__Directions for this task__: Provide only the number of lines below that contain the word "JSON".

__Dataset extract__:
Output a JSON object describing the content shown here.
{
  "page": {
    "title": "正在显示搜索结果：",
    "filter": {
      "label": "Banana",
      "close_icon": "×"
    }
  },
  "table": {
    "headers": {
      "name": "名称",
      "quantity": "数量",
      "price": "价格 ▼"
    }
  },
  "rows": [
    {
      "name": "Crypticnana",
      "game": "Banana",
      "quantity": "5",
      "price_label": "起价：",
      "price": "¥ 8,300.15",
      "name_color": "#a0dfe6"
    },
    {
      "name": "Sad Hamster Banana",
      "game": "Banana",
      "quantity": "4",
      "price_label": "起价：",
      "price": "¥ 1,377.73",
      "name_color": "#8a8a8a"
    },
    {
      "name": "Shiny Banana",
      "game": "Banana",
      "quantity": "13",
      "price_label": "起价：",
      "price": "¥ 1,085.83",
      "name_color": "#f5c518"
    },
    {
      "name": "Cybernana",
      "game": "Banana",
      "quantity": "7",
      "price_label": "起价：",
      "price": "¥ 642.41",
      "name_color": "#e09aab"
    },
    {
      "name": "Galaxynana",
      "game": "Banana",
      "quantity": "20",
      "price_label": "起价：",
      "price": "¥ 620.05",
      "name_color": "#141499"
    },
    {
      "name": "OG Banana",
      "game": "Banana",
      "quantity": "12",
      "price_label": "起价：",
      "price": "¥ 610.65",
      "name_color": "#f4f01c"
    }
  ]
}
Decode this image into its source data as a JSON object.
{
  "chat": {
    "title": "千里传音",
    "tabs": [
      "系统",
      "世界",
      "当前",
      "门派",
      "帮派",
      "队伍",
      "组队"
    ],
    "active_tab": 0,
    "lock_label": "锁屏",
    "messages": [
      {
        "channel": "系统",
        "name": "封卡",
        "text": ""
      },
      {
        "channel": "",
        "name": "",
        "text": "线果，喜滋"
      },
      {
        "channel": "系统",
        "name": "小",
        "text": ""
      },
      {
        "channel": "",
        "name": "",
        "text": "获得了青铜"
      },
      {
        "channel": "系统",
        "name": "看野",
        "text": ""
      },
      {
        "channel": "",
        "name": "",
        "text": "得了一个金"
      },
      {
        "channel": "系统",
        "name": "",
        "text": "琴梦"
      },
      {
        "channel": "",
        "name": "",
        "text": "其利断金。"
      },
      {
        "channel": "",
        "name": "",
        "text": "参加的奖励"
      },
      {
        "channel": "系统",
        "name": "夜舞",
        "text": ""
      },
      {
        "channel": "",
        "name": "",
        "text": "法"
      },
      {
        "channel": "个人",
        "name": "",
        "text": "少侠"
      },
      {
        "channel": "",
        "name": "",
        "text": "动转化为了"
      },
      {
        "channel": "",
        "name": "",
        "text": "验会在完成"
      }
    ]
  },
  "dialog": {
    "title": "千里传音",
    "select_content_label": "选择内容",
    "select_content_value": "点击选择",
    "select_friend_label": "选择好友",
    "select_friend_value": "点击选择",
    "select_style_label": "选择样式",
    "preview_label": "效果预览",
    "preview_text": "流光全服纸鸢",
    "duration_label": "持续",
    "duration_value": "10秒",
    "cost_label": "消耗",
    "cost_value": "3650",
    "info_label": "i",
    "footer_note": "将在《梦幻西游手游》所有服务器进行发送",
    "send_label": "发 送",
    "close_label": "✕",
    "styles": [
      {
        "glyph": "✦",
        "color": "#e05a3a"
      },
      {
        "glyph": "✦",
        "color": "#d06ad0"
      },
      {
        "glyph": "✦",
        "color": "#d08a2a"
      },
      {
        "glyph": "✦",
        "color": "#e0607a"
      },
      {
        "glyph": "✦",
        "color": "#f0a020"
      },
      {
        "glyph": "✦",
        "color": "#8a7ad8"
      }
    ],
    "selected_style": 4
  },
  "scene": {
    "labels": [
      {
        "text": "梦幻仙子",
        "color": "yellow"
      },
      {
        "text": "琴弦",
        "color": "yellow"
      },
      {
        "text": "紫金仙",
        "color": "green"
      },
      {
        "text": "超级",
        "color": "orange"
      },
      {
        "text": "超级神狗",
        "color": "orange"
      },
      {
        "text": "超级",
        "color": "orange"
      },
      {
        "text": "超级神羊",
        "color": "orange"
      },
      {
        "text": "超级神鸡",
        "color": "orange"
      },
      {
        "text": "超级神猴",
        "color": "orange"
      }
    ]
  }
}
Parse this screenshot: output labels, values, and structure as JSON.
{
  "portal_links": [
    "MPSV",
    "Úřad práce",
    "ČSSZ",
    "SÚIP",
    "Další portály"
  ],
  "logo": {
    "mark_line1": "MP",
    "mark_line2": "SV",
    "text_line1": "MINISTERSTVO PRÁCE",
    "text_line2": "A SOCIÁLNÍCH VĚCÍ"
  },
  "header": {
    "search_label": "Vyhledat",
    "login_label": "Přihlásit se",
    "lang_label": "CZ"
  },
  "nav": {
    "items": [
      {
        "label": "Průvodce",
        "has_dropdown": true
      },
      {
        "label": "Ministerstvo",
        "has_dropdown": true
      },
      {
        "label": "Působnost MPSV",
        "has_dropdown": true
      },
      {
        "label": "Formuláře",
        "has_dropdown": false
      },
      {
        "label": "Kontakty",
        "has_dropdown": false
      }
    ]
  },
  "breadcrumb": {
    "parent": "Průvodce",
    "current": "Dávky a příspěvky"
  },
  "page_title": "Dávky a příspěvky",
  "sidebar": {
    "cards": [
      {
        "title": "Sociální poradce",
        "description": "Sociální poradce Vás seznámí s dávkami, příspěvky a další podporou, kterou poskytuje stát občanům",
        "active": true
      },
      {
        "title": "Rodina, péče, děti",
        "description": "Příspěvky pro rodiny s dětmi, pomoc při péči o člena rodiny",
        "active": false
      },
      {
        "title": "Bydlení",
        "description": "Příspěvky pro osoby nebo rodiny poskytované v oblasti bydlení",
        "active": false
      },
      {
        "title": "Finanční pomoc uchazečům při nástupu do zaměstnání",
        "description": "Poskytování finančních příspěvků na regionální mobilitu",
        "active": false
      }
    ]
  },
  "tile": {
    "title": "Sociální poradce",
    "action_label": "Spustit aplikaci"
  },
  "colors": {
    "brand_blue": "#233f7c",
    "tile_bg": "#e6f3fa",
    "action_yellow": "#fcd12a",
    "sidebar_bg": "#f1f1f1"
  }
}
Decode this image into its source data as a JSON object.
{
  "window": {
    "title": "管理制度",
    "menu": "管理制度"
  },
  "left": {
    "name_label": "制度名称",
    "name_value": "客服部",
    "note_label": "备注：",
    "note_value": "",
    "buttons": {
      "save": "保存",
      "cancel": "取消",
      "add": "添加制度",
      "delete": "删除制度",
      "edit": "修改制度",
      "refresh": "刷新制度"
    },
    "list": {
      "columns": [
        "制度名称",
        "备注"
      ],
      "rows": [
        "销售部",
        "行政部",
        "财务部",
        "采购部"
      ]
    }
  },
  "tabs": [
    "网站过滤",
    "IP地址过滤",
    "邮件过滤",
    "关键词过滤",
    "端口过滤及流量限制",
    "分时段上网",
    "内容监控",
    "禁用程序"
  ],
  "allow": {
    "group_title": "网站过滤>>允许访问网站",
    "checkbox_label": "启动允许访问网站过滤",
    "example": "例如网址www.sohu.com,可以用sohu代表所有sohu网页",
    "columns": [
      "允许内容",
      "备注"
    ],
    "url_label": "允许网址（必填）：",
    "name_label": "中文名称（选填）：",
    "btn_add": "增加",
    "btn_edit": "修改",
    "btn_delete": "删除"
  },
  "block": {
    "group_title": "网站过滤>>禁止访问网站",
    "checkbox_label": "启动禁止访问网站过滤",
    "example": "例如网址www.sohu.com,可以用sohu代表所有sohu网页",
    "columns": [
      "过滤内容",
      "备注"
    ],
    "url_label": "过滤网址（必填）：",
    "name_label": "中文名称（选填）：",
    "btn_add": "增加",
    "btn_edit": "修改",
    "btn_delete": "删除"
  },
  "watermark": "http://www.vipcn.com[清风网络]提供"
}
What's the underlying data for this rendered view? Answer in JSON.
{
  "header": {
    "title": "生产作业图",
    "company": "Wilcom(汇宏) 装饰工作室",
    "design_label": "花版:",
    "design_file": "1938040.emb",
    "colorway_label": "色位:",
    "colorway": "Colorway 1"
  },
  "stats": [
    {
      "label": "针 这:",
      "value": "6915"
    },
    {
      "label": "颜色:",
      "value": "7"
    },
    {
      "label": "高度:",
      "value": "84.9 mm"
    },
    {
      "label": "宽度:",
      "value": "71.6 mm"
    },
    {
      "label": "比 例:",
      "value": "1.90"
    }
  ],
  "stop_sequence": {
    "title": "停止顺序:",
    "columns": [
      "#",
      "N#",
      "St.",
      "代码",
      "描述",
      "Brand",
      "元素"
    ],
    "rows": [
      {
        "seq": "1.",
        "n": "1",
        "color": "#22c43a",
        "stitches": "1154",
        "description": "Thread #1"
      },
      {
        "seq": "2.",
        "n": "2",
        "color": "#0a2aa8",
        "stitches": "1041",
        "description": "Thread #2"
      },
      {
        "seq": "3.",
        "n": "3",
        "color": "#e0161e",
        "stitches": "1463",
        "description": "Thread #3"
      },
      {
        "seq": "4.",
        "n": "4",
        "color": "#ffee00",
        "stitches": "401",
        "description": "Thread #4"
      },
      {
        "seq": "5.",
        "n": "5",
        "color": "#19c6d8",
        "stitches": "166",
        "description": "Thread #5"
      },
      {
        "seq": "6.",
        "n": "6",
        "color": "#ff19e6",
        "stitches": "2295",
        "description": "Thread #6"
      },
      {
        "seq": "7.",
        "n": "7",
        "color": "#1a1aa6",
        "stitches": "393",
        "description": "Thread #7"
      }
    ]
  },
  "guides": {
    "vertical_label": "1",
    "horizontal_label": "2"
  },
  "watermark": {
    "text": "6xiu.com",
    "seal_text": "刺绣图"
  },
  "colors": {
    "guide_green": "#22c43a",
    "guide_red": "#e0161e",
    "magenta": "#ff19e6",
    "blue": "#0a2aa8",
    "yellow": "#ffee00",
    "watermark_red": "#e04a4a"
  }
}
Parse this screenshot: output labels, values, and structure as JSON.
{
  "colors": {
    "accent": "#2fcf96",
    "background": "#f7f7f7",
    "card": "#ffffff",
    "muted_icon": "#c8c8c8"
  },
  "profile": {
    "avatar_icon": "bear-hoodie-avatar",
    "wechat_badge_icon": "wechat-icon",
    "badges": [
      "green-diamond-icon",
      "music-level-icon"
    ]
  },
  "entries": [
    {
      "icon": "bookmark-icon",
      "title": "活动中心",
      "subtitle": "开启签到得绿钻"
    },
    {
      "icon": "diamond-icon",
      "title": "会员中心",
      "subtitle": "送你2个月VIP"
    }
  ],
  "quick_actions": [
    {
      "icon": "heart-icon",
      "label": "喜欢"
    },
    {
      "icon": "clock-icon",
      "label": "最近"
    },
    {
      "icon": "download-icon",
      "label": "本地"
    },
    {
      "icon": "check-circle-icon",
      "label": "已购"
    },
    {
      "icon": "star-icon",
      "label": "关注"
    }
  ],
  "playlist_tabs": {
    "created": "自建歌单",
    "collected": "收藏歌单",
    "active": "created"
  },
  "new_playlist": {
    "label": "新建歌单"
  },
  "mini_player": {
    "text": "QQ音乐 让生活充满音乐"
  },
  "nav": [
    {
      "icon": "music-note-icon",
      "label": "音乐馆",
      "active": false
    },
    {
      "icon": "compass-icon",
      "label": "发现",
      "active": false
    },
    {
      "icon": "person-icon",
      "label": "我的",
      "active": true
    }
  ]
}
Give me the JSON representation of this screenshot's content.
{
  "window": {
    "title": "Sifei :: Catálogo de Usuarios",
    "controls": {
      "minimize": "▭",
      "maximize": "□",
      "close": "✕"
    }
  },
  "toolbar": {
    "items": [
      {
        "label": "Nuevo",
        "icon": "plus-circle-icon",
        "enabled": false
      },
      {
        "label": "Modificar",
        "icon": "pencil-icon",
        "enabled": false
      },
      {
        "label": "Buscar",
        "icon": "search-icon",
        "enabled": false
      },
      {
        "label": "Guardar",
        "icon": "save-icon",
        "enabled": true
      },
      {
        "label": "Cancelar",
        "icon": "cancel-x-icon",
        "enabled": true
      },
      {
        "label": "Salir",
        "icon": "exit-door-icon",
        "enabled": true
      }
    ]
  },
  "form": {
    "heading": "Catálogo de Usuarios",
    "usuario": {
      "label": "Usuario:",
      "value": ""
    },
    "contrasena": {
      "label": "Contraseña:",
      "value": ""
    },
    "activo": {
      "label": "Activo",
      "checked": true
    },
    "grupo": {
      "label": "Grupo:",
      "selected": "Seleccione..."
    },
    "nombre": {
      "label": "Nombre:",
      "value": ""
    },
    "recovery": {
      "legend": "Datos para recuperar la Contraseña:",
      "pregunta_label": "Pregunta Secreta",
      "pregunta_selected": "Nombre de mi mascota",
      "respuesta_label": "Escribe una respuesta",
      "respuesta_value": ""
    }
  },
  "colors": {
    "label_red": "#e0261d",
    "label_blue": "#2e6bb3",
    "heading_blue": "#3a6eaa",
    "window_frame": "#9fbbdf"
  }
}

__Exercise result__: 7